*AIM OF THE TASK*.
Line tally for the word "title": count the lines below that contain it and reply with the number alone.

[Data about app and page elements]
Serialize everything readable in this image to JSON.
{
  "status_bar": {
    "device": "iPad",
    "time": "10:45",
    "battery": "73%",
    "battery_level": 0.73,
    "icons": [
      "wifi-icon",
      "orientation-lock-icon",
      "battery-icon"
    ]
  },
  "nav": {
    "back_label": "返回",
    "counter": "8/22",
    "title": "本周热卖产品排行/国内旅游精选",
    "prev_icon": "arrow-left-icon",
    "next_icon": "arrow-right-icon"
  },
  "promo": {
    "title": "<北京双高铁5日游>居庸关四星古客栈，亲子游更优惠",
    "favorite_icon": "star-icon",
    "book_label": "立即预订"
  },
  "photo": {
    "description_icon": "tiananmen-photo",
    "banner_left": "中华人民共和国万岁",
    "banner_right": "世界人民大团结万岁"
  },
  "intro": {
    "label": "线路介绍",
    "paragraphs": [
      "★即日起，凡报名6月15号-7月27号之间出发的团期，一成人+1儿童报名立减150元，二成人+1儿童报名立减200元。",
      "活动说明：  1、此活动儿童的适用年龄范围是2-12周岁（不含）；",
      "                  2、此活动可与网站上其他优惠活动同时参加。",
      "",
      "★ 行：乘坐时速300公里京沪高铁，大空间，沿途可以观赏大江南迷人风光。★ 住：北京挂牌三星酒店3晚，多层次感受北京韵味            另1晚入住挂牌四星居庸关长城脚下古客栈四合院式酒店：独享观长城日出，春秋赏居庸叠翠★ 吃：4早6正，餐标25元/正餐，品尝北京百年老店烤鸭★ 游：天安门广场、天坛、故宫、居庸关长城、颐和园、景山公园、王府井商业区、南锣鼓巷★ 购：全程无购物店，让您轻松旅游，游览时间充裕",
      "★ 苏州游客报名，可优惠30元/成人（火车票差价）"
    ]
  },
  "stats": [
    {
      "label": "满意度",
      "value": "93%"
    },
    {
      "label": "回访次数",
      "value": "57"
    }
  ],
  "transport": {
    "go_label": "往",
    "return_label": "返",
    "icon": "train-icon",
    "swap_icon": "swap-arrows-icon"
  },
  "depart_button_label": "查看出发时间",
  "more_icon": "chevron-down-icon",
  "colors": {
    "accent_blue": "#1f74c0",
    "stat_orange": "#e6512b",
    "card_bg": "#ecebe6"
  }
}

*REPLY*.
2